How to sleep better is obviously upper most in our minds, with 76% of us feeling we don’t get enough sleep. People with medical conditions are more likely to suffer from poor sleep, according to The Sleep Council’s Great British Bedtime Report. It’s been estimated that 90% of people with depression complain about sleep quality. Getting a good night’s sleep can help to keep your immune system fighting fit and keep germs at bay. Sleep gives your body the time it needs to rest and repair, which is one of the reasons you feel tired and want to sleep more when you’re unwell. Sleep supports the proteins and cells of your immune system to detect and destroy any foreign invaders your body might come into contact with, like the common cold. it’s essential to allow yourself time to rest and recover when you’re not feeling well. Even a small loss of sleep has been shown to impair immune function.

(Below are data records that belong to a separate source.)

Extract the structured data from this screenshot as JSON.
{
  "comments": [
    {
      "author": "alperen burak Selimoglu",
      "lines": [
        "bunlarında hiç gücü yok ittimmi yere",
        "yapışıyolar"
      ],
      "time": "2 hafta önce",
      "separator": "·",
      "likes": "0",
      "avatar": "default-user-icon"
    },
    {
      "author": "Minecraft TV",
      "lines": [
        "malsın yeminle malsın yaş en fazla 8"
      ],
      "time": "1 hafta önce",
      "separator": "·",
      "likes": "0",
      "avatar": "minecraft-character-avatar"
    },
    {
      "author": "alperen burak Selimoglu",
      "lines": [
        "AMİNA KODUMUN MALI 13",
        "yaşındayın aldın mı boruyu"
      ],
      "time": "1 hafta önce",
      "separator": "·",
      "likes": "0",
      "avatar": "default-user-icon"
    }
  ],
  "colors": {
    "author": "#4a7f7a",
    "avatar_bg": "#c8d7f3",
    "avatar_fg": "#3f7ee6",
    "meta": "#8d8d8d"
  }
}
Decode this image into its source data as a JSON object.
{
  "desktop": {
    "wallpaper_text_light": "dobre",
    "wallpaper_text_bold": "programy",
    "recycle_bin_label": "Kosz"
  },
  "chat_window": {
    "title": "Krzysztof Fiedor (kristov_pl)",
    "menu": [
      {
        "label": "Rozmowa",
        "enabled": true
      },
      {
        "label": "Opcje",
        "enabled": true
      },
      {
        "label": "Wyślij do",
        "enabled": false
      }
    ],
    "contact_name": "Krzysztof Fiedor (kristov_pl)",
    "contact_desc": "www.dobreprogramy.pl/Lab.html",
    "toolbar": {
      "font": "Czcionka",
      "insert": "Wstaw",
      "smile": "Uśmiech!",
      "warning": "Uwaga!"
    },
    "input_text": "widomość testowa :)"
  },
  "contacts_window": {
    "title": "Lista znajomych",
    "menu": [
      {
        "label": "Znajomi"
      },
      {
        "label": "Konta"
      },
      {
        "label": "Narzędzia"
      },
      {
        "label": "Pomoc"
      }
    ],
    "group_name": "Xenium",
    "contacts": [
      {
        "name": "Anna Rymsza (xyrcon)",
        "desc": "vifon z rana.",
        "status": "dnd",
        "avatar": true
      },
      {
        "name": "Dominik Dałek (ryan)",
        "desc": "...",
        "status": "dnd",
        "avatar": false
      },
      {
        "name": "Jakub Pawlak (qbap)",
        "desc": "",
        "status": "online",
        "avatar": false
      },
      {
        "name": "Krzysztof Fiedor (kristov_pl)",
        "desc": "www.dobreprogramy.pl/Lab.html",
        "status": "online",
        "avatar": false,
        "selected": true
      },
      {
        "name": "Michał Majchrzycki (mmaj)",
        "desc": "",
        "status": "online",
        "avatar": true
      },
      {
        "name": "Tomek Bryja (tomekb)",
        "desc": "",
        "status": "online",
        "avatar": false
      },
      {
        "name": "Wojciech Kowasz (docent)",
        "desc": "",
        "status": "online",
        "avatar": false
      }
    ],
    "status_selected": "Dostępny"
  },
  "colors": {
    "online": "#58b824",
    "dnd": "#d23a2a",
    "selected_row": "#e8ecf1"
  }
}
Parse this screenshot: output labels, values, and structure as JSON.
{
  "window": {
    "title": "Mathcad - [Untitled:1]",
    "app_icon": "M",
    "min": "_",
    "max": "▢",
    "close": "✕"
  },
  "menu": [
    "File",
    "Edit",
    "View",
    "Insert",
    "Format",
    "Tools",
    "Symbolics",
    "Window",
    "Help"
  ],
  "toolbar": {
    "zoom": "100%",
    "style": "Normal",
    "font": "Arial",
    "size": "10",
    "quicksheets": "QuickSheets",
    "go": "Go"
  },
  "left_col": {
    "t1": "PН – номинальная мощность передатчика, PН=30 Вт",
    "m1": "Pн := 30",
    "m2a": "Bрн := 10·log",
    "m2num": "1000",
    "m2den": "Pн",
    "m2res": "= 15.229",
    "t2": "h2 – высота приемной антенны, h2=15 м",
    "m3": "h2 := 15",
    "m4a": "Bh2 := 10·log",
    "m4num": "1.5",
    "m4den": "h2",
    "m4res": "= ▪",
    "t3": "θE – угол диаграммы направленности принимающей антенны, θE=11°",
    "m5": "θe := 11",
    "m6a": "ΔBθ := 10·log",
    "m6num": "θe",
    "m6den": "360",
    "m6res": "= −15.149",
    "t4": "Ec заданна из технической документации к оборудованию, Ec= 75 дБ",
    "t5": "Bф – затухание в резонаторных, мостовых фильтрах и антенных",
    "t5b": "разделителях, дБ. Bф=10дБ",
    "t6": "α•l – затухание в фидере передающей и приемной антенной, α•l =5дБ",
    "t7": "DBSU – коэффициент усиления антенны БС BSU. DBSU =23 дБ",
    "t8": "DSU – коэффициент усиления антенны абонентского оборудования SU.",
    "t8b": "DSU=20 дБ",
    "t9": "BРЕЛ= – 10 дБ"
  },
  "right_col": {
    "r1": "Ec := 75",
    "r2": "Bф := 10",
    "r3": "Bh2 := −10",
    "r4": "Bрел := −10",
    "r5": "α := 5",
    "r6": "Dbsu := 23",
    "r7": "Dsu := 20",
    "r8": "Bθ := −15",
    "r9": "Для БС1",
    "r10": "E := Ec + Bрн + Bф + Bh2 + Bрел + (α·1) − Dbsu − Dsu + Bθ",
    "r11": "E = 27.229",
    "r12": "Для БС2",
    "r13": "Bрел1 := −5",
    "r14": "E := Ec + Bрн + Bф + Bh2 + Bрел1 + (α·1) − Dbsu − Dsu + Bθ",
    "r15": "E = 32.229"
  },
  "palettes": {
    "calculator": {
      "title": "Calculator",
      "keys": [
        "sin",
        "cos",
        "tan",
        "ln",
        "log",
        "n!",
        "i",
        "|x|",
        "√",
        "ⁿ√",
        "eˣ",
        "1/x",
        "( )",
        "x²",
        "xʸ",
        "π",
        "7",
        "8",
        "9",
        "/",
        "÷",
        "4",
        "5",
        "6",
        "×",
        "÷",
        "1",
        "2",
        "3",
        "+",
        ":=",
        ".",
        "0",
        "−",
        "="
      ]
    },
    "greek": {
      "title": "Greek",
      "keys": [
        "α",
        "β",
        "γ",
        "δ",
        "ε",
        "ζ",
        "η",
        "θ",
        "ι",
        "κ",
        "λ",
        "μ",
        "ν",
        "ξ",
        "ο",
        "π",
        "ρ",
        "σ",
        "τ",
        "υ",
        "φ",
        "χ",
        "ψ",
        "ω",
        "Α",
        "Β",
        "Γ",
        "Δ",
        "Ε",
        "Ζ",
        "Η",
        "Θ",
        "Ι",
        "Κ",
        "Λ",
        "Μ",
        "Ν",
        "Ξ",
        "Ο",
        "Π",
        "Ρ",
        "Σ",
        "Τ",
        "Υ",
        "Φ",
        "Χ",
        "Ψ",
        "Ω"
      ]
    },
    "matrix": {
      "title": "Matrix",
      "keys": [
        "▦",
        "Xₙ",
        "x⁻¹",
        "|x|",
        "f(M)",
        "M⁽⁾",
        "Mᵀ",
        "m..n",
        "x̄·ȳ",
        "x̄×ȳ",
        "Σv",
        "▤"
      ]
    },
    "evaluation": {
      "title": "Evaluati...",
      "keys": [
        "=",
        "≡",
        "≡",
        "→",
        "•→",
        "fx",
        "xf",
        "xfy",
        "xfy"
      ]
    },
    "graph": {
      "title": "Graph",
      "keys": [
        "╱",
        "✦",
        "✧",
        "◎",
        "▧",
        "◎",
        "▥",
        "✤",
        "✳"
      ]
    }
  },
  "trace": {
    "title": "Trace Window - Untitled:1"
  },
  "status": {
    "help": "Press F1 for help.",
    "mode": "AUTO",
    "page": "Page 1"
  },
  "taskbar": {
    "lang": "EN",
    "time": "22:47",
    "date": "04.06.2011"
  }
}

A consistent loss of sleep can increase one’s risk for obesity and weight gain. That’s because lack of sleep influences the body’s hormonal responses, some of which are decreased insulin sensitivity. Good sleepers tend to eat fewer calories. So poor sleeping can affect your weight. So bad news for dieters.
What are the benefits to your brain, learning and creative power? And so what happens when you sleep? Well, sleep gives your brain a chance to sort things out. Scientists aren’t exactly sure what kinds of organizing your brain does while you sleep, but they think that this might be the time when the brain sorts and stores information and solves problems. Creativity can also be boosted overnight. How often do great ideas come to mind on waking up!
A study in the journal Clinical and Experimental Dermatology found that people who slept seven to nine hours a night had skin that was more moisturized and that could protect and heal itself better compared to those who slept five hours or less. Your body boosts blood flow to the skin while you snooze, which means you wake to a healthy glow. When you skimp on your sleep your complexion can look drab, ashen and lifeless. So, you not only feel better after a good night’s sleep but look better too.
What else can impact sleep? Eating heavy meals late at night, alcohol and caffeine drinks like coffee can cause problems sleeping, so are best avoided, herbal teas can be help and most supermarkets and health stores carry a large selection of teas and natural remedies. Technology can affect sleep, like using phones and computers at night, so for an hour or so before bedtime, turn these off and never use these in bed.
Stress often causes poor sleep patterns. If you’ve got a lot on your mind and are struggling with your emotions, going over things in your head can often keep you awake at night. If you are up at night worrying, you might begin to see a change in your mood and a lack of sleep can leave you feeling low. This could then cause you to feel anxious and create more negative thoughts about not sleeping. This might keep you awake even longer and can turn into a vicious cycle of worry and poor sleep. Its hard to stop this happening so try talking about worries before bedtime or even get professional help.
Try to keep a consistent bedtime and wake up time as our body clocks thrive on routine. Having a set wake up time seven days a week is important, particularly when we are having problems sleeping.
We need bedtime to be positive and relaxing, so a warm bath, hot drink or reading a book is a simple and effective wind-down after a busy day. The website https://sleepcouncil.org.uk/ offers detailed advice for all sleep-related issues.
Remember sleep is a super power we all need to survive and strive and its free.